The Nixon Tapes. As part of the UCLA Fall 2017 Digital Humanities course taught by Dr. Miriam Posner, our team was given the Nixon Tapes database to analyze and visualize. The two main objectives of this project have been 1) put into practice digital humanities methodologies of handling data and 2) answer humanist questions regarding the Nixon Tapes. President Richard Milhous Nixon has been.
Nixon’s Telephone Tapes: 1971. In 1971, President Richard M. Nixon set the stage for his most famous successes, though he also sowed the seeds of his own self-destruction. In foreign affairs, high-level talks with Beijing and Moscow allowed Nixon to defrost the Cold War and helped to facilitate America’s exit from the hot war in Vietnam. In.
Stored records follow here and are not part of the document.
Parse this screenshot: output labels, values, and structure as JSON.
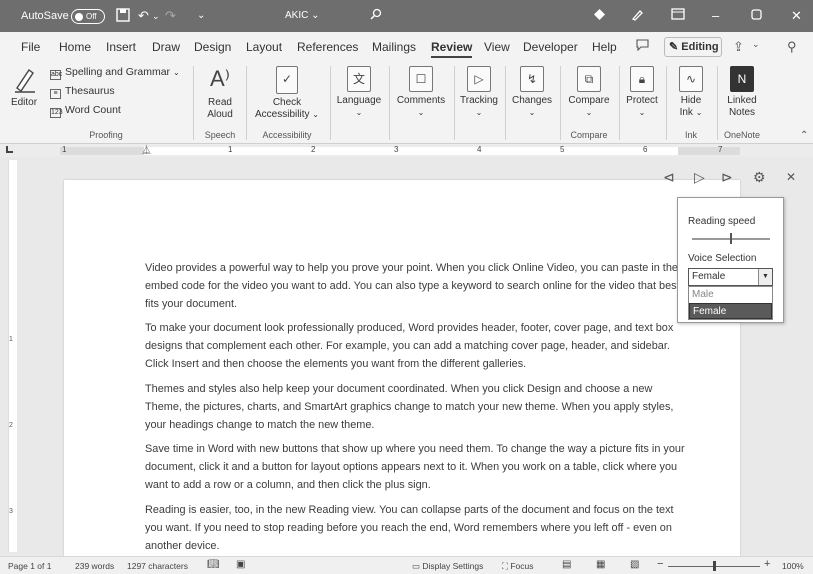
{
  "titlebar": {
    "autosave_label": "AutoSave",
    "autosave_state": "Off",
    "doc_title": "AKIC",
    "doc_title_caret": "⌄",
    "save_icon": "save-icon",
    "undo_icon": "undo-icon",
    "redo_icon": "redo-icon",
    "customize_icon": "customize-icon"
  },
  "menu": {
    "tabs": [
      {
        "label": "File"
      },
      {
        "label": "Home"
      },
      {
        "label": "Insert"
      },
      {
        "label": "Draw"
      },
      {
        "label": "Design"
      },
      {
        "label": "Layout"
      },
      {
        "label": "References"
      },
      {
        "label": "Mailings"
      },
      {
        "label": "Review"
      },
      {
        "label": "View"
      },
      {
        "label": "Developer"
      },
      {
        "label": "Help"
      }
    ],
    "editing_label": "Editing"
  },
  "ribbon": {
    "editor_label": "Editor",
    "proofing": {
      "spelling": "Spelling and Grammar",
      "thesaurus": "Thesaurus",
      "word_count": "Word Count",
      "group": "Proofing"
    },
    "speech": {
      "read_aloud_1": "Read",
      "read_aloud_2": "Aloud",
      "group": "Speech"
    },
    "accessibility": {
      "check_1": "Check",
      "check_2": "Accessibility",
      "group": "Accessibility"
    },
    "language": "Language",
    "comments": "Comments",
    "tracking": "Tracking",
    "changes": "Changes",
    "compare": {
      "label": "Compare",
      "group": "Compare"
    },
    "protect": "Protect",
    "ink": {
      "hide_1": "Hide",
      "hide_2": "Ink",
      "group": "Ink"
    },
    "onenote": {
      "linked_1": "Linked",
      "linked_2": "Notes",
      "group": "OneNote"
    }
  },
  "ruler": {
    "numbers": [
      "1",
      "1",
      "2",
      "3",
      "4",
      "5",
      "6",
      "7"
    ]
  },
  "vruler": {
    "numbers": [
      "1",
      "2",
      "3"
    ]
  },
  "document": {
    "paragraphs": [
      "Video provides a powerful way to help you prove your point. When you click Online Video, you can paste in the embed code for the video you want to add. You can also type a keyword to search online for the video that best fits your document.",
      "To make your document look professionally produced, Word provides header, footer, cover page, and text box designs that complement each other. For example, you can add a matching cover page, header, and sidebar. Click Insert and then choose the elements you want from the different galleries.",
      "Themes and styles also help keep your document coordinated. When you click Design and choose a new Theme, the pictures, charts, and SmartArt graphics change to match your new theme. When you apply styles, your headings change to match the new theme.",
      "Save time in Word with new buttons that show up where you need them. To change the way a picture fits in your document, click it and a button for layout options appears next to it. When you work on a table, click where you want to add a row or a column, and then click the plus sign.",
      "Reading is easier, too, in the new Reading view. You can collapse parts of the document and focus on the text you want. If you need to stop reading before you reach the end, Word remembers where you left off - even on another device."
    ]
  },
  "read_aloud": {
    "reading_speed_label": "Reading speed",
    "reading_speed_value": 0.5,
    "voice_selection_label": "Voice Selection",
    "voice_selected": "Female",
    "voice_options": [
      "Male",
      "Female"
    ]
  },
  "status": {
    "page": "Page 1 of 1",
    "words": "239 words",
    "characters": "1297 characters",
    "display_settings": "Display Settings",
    "focus": "Focus",
    "zoom": "100%",
    "zoom_minus": "−",
    "zoom_plus": "+"
  }
}
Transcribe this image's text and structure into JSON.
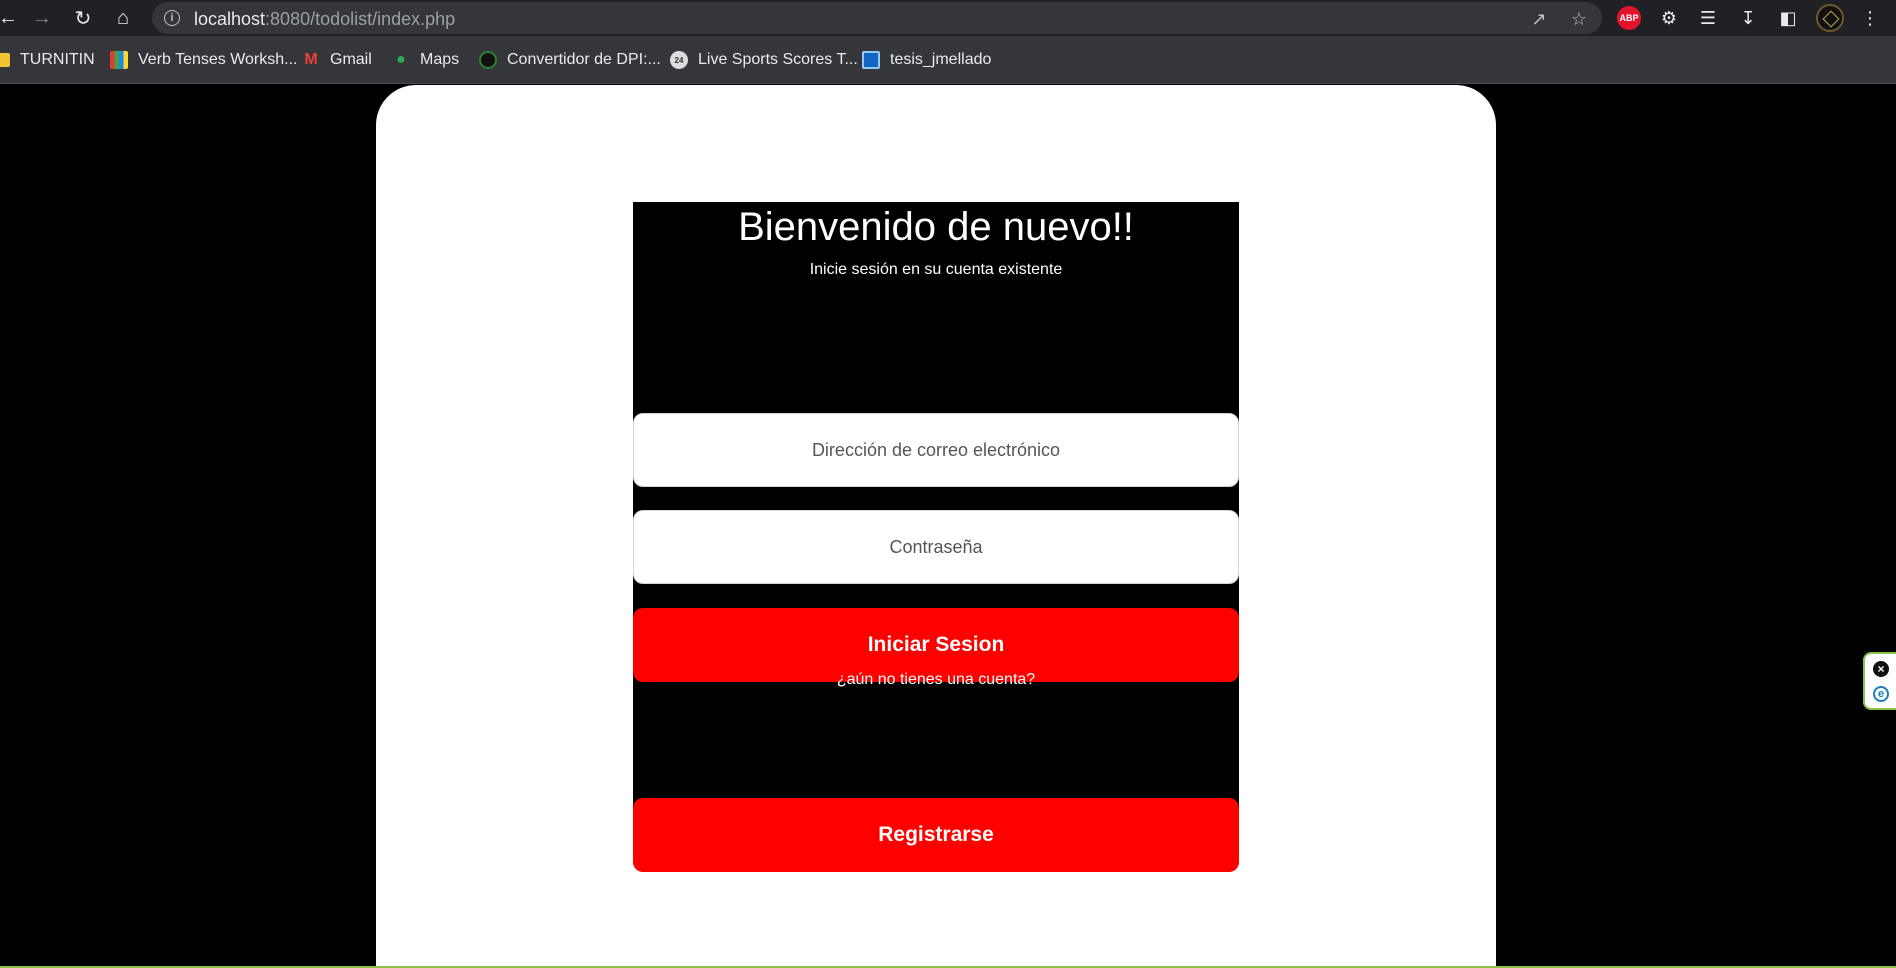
{
  "browser": {
    "url_host": "localhost",
    "url_rest": ":8080/todolist/index.php",
    "extension_badge": "ABP",
    "bookmarks": [
      {
        "label": "TURNITIN",
        "icon": "folder-icon"
      },
      {
        "label": "Verb Tenses Worksh...",
        "icon": "books-icon"
      },
      {
        "label": "Gmail",
        "icon": "gmail-icon"
      },
      {
        "label": "Maps",
        "icon": "maps-icon"
      },
      {
        "label": "Convertidor de DPI:...",
        "icon": "convertidor-icon"
      },
      {
        "label": "Live Sports Scores T...",
        "icon": "sports-icon"
      },
      {
        "label": "tesis_jmellado",
        "icon": "document-icon"
      }
    ]
  },
  "login": {
    "title": "Bienvenido de nuevo!!",
    "subtitle": "Inicie sesión en su cuenta existente",
    "email_placeholder": "Dirección de correo electrónico",
    "password_placeholder": "Contraseña",
    "login_button": "Iniciar Sesion",
    "no_account_text": "¿aún no tienes una cuenta?",
    "register_button": "Registrarse"
  },
  "colors": {
    "accent": "#ff0000",
    "page_background": "#000000",
    "card_background": "#ffffff"
  }
}
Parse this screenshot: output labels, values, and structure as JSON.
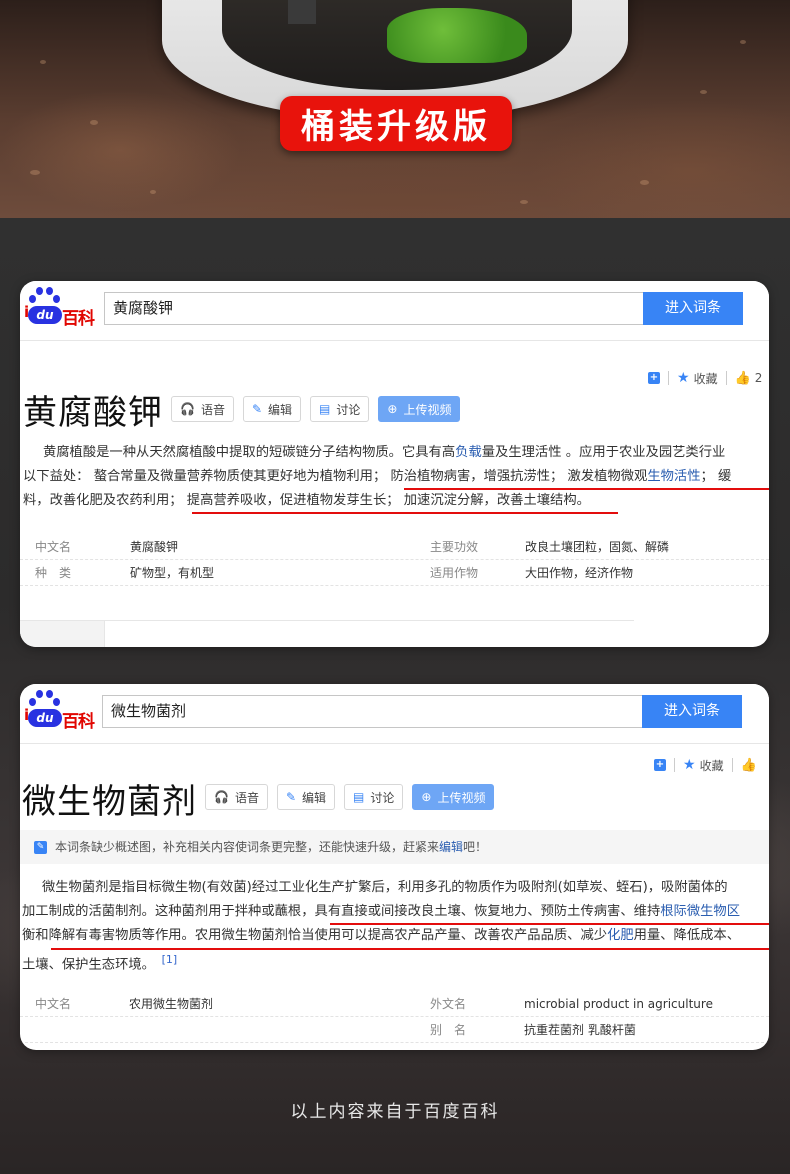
{
  "hero": {
    "banner": "桶装升级版"
  },
  "card1": {
    "search_value": "黄腐酸钾",
    "search_button": "进入词条",
    "tools": {
      "collect": "收藏",
      "like_count": "2"
    },
    "title": "黄腐酸钾",
    "buttons": {
      "voice": "语音",
      "edit": "编辑",
      "discuss": "讨论",
      "upload": "上传视频"
    },
    "para": {
      "l1a": "黄腐植酸是一种从天然腐植酸中提取的短碳链分子结构物质。它具有高",
      "l1_link": "负载",
      "l1b": "量及生理活性 。应用于农业及园艺类行业",
      "l2a": "以下益处： 螯合常量及微量营养物质使其更好地为植物利用； 防治植物病害，增强抗涝性； 激发植物微观",
      "l2_link": "生物活性",
      "l2b": "； 缓",
      "l3": "料，改善化肥及农药利用； 提高营养吸收，促进植物发芽生长； 加速沉淀分解，改善土壤结构。"
    },
    "info": [
      {
        "k1": "中文名",
        "v1": "黄腐酸钾",
        "k2": "主要功效",
        "v2": "改良土壤团粒，固氮、解磷"
      },
      {
        "k1": "种　类",
        "v1": "矿物型，有机型",
        "k2": "适用作物",
        "v2": "大田作物，经济作物"
      }
    ]
  },
  "card2": {
    "search_value": "微生物菌剂",
    "search_button": "进入词条",
    "tools": {
      "collect": "收藏"
    },
    "title": "微生物菌剂",
    "buttons": {
      "voice": "语音",
      "edit": "编辑",
      "discuss": "讨论",
      "upload": "上传视频"
    },
    "notice": {
      "text": "本词条缺少概述图，补充相关内容使词条更完整，还能快速升级，赶紧来",
      "link": "编辑",
      "tail": "吧！"
    },
    "para": {
      "l1": "微生物菌剂是指目标微生物(有效菌)经过工业化生产扩繁后，利用多孔的物质作为吸附剂(如草炭、蛭石)，吸附菌体的",
      "l2a": "加工制成的活菌制剂。这种菌剂用于拌种或蘸根，具有直接或间接改良土壤、恢复地力、预防土传病害、维持",
      "l2_link": "根际微生物区",
      "l3a": "衡和降解有毒害物质等作用。农用微生物菌剂恰当使用可以提高农产品产量、改善农产品品质、减少",
      "l3_link": "化肥",
      "l3b": "用量、降低成本、",
      "l4": "土壤、保护生态环境。",
      "ref": "[1]"
    },
    "info": [
      {
        "k1": "中文名",
        "v1": "农用微生物菌剂",
        "k2": "外文名",
        "v2": "microbial product in agriculture"
      },
      {
        "k1": "",
        "v1": "",
        "k2": "别　名",
        "v2": "抗重茬菌剂 乳酸杆菌"
      }
    ]
  },
  "footer": "以上内容来自于百度百科",
  "colors": {
    "accent": "#3884f5",
    "underline": "#e30d0d",
    "banner": "#e8130c"
  }
}
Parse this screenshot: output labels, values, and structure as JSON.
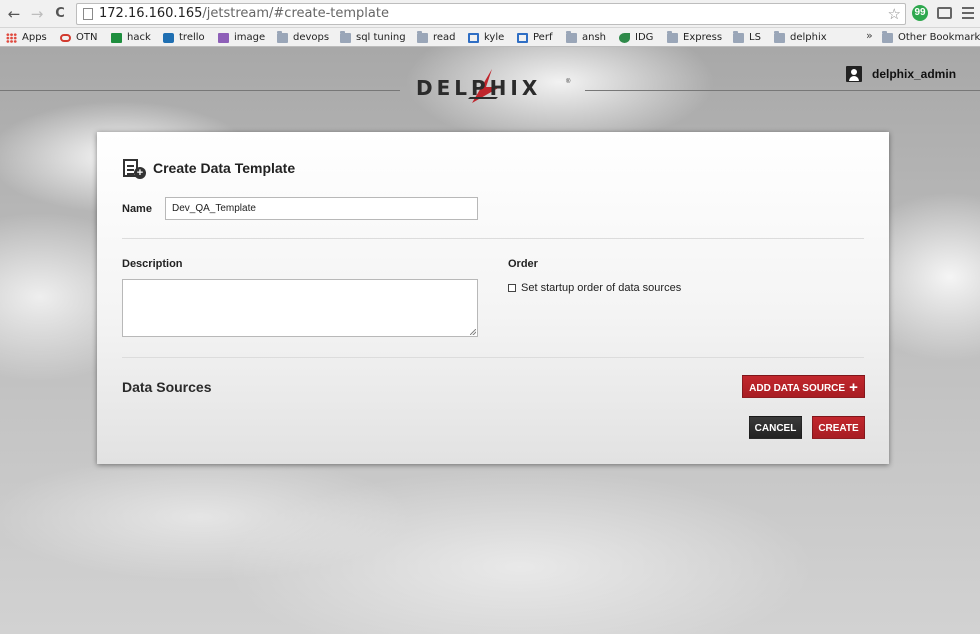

Bob Haldeman. 3 Appearances 45 Speeches. Speeches. Meeting Tapes; Tape 772; 772-015; 7 Sep 1972 Newbrand will just love it. Link in context Link. Meeting Tapes; Tape 772; 772-015; 7 Sep 1972 It doesn't matter. Link in context Link. Meeting Tapes; Tape 772; 772-015; 7 Sep 1972 Then you go on the basis of, what? Kennedy may throw it out. But if he does, that's fine. Link in context Link.
Newly released White House and Camp David recordings from 1973 reveal an angry, often overwrought and anti-Semitic President Richard Nixon coping with the Watergate crisis that would force his.
Oval Office 886-008; Richard Nixon, John W. Dean III, H.R. Haldeman. Dean warned Nixon that there was a “cancer” on the presidency, and he offered for the first time a complete recollection of how the planning for Watergate originated, which started as “an instruction to me from Bob Haldeman.”.
Haldeman is known as Nixon’s alter ego; as the highest-ranked White House aide to go to prison for his Watergate era crimes; for participating in the “smoking gun” conversation that.
But when Nixon ordered his lieutenant, H. R. Haldeman, to install a top-secret taping system in February 1971, Haldeman knew better than to leave it to his ham-handed boss to fumble with the switches. So a foolproof system was put in -- voice activated, automatic -- and as Nixon conspired in the Oval Office, the reels on a series of Sony 800B open-reel tape recorders turned and turned, beyond.